[WORK REQUEST] Lines in the data below that contain the word "Make" are to be copied.

** Opening PROVIDED DATA block **

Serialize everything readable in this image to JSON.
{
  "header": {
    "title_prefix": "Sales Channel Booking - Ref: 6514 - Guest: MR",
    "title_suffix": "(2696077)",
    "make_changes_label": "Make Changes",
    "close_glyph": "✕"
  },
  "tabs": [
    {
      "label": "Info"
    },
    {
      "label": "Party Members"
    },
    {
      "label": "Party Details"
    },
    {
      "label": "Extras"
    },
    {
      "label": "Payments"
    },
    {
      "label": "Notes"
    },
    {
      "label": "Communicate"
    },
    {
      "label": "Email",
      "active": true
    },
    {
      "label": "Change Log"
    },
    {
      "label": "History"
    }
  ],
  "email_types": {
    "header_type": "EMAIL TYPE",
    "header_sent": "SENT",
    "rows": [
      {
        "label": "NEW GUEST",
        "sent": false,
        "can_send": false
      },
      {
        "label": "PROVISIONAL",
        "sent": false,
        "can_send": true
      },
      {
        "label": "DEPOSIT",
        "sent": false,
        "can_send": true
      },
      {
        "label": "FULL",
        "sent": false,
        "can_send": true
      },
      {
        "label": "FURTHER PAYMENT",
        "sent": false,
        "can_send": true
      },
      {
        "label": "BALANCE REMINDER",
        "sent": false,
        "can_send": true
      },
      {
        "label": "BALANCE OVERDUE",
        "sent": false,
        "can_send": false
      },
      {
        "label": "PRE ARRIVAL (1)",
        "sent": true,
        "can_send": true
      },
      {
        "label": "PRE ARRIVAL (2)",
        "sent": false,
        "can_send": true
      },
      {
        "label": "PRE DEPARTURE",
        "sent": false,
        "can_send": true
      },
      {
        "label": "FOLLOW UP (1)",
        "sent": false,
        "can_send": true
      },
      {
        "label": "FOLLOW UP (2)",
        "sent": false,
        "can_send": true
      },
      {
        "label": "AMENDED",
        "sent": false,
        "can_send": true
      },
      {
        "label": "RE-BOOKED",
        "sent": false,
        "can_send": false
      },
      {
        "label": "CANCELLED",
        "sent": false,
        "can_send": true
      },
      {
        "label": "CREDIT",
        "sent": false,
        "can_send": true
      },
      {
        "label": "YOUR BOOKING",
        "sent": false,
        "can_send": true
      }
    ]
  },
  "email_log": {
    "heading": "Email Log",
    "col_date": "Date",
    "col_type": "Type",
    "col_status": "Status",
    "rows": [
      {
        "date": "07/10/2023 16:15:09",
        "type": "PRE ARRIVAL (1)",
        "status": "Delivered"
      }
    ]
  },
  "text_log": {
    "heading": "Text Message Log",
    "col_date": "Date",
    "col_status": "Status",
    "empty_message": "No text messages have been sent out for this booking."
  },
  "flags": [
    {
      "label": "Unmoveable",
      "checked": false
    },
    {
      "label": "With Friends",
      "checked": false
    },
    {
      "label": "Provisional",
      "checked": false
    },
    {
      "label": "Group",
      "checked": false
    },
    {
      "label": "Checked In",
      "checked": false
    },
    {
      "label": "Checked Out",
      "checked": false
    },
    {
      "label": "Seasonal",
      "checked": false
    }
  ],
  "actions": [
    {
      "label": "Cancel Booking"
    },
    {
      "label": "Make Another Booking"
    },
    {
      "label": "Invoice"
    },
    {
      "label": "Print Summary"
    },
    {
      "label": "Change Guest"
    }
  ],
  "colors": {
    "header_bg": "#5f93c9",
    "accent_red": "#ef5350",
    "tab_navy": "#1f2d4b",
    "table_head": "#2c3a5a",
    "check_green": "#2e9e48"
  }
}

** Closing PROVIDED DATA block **

[SOLUTION TO THE PROBLEM]
    "make_changes_label": "Make Changes",
      "label": "Make Another Booking"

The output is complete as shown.